How low can you go

Malcolm Latarche
Malcolm Latarche

19 October 2016

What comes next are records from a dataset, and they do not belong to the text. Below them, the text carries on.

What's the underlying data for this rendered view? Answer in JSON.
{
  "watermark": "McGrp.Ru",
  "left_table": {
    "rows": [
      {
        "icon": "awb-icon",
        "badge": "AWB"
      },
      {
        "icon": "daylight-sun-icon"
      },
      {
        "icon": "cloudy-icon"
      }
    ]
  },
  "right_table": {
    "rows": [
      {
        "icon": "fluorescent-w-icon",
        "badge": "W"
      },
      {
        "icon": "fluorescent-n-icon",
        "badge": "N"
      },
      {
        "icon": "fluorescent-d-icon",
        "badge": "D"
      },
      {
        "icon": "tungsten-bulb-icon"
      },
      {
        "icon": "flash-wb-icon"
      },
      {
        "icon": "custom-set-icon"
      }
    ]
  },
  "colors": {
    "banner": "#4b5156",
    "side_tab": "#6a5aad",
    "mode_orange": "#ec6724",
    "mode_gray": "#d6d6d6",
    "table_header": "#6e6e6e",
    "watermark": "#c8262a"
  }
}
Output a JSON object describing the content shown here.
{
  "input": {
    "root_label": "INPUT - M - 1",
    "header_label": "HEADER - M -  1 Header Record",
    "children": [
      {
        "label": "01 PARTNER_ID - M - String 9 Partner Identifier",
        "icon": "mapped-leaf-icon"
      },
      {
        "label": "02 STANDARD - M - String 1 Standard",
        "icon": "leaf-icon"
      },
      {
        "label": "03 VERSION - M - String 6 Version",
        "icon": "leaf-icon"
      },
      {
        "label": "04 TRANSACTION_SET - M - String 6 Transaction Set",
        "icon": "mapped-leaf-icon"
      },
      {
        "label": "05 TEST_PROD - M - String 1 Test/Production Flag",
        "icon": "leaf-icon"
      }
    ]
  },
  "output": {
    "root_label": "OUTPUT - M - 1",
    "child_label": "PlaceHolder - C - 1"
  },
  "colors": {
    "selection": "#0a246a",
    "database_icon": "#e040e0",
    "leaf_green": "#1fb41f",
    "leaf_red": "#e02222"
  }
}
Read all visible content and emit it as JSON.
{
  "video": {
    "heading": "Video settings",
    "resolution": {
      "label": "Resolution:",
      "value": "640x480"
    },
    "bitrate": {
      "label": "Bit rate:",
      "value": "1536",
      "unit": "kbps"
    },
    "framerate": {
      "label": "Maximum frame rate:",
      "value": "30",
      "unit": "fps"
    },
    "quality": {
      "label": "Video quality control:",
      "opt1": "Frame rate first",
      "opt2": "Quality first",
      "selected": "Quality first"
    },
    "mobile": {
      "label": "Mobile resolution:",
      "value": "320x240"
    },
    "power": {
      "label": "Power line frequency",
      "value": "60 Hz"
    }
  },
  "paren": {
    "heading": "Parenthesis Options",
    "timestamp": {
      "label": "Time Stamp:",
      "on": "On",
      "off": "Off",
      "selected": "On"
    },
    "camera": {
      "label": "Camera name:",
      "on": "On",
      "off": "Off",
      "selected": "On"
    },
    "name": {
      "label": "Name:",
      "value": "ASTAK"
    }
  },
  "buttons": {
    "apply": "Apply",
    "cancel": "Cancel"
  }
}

There are very few in shipping who believe that the heady heights of newbuilding activity that peaked around five years ago will ever be repeated. That view is borne out by a report issued by Clarkson Research Services earlier this week. According to the Yonhap News Agency, Clarkson says that this year’s new ship orders around the globe are estimated at 586 vessels and the comparable figure for next year will be a little higher at around 790. The market researcher forecast that orders for an estimated 1,300 ships are expected to be placed in 2018, and the number may rise to 1,667 in 2019 and 1,869 in 2020. The final figure is what would be expected as needed replacement for end of life vessels and compares with annual figures from before the ordering spree of the last decade or so. There was a good reason behind some of the binge but nowhere near enough to justify most of it. The accelerated phase out of single hull tankers and the demand for offshore vessels to meet new requirements such as in Brazil were such but much more was pure speculation with only short term elevated freight rates as the spur. Clarkson believes that demand for container ships will rise and perhaps it will be proved correct but there are plenty of others who would argue that more boxships is a recipe for disaster. Even so shipowners may be persuaded to contract for new containerships before 1 January 2020 in order to avoid the next phase of EEDI regulations. That does give them a little time to see how the trade situation for the sector is moving and what degree of scrapping is occurring. Desperation by yards may lead to cheaper ships in which case owners could well consider scrapping vessels at an earlier stage in their life than was considered normal. But the price for newbuildings will have to be quite low for the replacement to compensate for the probable lifetime loss on the demolition of a 13-16 year-old ship that was purchased when prices were high and has traded through some of the most depressed markets experienced.